Extracted data entries
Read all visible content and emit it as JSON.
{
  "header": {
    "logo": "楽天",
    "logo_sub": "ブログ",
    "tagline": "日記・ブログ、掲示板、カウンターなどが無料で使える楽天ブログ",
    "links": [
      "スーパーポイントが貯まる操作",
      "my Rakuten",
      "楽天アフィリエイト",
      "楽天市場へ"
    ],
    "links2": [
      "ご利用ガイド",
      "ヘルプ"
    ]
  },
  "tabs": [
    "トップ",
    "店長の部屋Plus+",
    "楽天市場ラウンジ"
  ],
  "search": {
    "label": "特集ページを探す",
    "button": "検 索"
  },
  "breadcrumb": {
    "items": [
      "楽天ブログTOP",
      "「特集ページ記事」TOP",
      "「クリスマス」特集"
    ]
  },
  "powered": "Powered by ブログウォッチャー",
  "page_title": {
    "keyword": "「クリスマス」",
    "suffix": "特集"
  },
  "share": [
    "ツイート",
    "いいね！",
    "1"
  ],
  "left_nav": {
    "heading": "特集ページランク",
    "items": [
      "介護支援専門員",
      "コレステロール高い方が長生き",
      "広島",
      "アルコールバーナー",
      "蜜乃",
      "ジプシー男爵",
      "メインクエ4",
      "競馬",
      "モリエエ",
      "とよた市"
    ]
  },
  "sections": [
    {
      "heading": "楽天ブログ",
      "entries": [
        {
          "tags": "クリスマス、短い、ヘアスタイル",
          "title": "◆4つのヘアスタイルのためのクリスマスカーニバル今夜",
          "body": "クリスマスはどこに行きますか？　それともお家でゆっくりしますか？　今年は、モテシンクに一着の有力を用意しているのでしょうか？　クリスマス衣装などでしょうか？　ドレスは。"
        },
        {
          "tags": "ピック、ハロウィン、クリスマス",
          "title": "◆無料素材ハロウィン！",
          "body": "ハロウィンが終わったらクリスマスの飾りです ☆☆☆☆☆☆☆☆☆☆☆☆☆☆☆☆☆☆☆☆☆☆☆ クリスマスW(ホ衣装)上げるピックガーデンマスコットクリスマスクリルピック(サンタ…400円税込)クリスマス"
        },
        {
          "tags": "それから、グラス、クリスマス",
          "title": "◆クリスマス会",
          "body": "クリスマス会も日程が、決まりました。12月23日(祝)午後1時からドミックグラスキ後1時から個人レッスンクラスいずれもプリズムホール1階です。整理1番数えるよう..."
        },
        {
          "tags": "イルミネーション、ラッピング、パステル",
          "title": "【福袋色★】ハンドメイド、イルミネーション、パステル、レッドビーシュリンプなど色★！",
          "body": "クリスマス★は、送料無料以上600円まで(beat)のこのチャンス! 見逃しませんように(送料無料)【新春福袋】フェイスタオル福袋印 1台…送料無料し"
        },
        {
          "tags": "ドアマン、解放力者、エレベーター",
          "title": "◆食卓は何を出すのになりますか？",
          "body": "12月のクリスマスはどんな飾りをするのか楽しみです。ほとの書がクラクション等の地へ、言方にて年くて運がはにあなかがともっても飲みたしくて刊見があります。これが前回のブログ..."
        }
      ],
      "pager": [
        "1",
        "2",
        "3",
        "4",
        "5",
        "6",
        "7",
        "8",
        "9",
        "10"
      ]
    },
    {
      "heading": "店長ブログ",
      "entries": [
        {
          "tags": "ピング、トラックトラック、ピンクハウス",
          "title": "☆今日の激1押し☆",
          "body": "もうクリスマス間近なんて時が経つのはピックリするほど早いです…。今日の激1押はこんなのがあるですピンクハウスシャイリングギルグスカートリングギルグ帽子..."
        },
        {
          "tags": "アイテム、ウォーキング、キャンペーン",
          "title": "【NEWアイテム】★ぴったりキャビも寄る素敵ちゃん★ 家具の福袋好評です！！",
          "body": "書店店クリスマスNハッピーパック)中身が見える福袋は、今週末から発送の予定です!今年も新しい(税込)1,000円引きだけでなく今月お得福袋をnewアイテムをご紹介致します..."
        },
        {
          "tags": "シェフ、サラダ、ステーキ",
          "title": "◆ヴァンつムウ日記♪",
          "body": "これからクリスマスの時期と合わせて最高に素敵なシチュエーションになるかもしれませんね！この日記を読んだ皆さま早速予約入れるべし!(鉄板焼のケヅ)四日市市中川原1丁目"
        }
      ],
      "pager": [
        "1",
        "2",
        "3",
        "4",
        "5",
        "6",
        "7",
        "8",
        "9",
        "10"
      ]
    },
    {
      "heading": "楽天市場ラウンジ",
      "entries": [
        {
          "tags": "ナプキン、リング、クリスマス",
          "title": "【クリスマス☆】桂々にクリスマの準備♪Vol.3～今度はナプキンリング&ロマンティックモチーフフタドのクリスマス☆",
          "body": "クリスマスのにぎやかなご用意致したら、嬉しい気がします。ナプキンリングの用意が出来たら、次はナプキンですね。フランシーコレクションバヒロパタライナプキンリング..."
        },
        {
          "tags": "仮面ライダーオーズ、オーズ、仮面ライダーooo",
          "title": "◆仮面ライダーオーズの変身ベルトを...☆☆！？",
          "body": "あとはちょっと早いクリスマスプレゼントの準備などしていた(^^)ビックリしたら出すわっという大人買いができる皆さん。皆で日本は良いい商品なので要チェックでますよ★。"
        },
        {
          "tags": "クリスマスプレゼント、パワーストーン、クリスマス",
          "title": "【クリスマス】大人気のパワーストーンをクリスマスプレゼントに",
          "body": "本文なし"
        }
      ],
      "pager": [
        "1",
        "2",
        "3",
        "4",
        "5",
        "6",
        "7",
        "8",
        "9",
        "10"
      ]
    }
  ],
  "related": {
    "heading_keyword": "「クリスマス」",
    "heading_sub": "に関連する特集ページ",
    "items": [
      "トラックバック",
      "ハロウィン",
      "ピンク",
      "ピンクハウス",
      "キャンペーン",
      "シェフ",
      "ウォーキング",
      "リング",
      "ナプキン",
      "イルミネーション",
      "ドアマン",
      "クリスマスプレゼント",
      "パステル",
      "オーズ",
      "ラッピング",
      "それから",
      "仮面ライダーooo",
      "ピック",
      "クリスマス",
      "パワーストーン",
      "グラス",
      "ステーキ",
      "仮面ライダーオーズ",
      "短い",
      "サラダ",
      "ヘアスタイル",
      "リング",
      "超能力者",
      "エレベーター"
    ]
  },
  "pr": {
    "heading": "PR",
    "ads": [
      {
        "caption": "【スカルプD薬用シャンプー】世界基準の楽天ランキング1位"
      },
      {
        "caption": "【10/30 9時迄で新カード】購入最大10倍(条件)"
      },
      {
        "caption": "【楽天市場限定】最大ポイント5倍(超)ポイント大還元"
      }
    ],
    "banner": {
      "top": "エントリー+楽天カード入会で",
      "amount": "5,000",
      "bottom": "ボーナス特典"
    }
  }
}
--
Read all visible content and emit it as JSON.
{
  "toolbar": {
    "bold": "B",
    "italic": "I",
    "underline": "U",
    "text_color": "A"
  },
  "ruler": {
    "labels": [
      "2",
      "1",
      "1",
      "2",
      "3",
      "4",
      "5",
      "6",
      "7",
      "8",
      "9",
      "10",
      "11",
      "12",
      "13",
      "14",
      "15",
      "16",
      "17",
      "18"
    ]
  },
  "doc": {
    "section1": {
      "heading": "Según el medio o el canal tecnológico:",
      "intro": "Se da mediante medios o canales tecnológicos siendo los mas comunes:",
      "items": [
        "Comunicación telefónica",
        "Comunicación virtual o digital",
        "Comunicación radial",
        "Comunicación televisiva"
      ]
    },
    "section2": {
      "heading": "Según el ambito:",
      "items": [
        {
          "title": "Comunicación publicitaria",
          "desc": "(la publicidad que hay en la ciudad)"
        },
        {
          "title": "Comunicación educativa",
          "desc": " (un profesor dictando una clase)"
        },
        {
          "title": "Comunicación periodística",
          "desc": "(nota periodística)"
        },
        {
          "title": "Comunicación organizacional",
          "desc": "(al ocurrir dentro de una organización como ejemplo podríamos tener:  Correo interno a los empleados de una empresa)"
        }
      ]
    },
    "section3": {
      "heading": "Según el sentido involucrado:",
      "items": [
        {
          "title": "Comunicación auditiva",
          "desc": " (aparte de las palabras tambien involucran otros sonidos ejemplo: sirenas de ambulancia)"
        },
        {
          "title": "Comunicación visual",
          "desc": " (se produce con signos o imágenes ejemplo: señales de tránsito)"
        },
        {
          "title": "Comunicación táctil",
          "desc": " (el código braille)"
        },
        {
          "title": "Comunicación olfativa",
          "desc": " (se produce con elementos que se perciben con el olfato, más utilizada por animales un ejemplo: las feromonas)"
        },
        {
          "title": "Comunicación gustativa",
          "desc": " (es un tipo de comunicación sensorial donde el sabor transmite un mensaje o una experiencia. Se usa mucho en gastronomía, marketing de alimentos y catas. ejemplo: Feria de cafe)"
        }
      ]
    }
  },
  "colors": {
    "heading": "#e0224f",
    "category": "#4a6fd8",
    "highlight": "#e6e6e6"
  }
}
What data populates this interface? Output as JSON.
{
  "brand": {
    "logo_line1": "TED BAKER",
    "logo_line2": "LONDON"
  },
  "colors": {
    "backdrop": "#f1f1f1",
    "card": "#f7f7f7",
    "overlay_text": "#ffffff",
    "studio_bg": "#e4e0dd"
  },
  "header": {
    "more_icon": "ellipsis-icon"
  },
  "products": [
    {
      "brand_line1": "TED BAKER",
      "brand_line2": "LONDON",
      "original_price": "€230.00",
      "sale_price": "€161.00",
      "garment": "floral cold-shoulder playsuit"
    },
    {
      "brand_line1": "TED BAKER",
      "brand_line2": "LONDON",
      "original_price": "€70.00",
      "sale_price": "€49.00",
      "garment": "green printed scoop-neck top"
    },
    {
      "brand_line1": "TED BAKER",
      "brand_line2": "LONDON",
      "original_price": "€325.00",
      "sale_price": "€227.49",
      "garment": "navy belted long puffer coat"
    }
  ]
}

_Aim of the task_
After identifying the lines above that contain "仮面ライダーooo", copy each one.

_Written response_
          "tags": "仮面ライダーオーズ、オーズ、仮面ライダーooo",
      "仮面ライダーooo",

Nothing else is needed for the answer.